Here's a fairly interesting article on the Russians' views on Coast of Utopia.
On the one hand, his interest in Russian history is flattering, but on the other it is alarming - our revolutionaries and idealists have long become a laughing stock all over the world. Tom Stoppard dispelled the apprehensions of the audience. He said that he was enchanted with the Russian thinkers, their acute sense of justice, temperament, and talent.
There were three major groups of questions to Stoppard that boiled down to the following: When and why did Russia become an inspiration for his trilogy? What would have happened if Herzen and others had taken power in the country instead of the Bolsheviks? How do the skeptical attitudes of such an inveterate postmodernist as Stoppard tally with idealistic sentiments of his characters?
Stoppard said that his interest in Russia had no point of departure but reflected British and Russian common craving for culture.
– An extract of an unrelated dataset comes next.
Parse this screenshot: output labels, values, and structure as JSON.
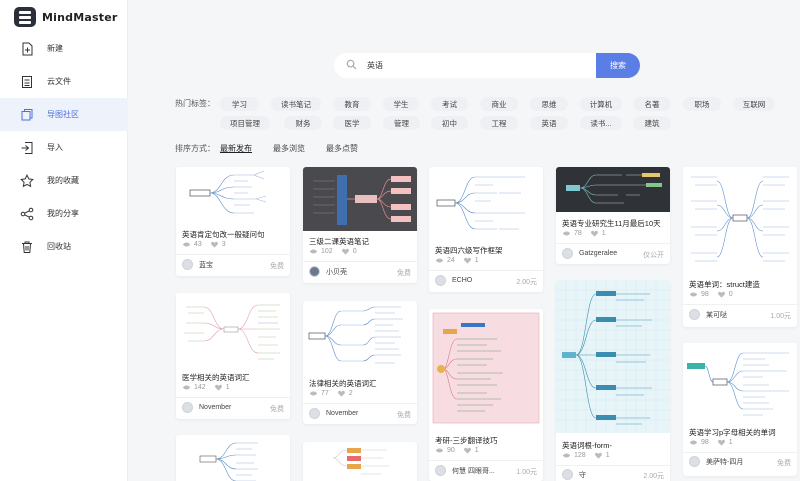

Russia has always been a subject of close interest for British intellectuals and the public at large, and has gradually become part of the British cosmos. The Soviet Union's disintegration affected him deeply - as if a black hole took shape in history. Thinking about the reasons for the collapse of this utopia, Stoppard started writing his trilogy about the Russian thinkers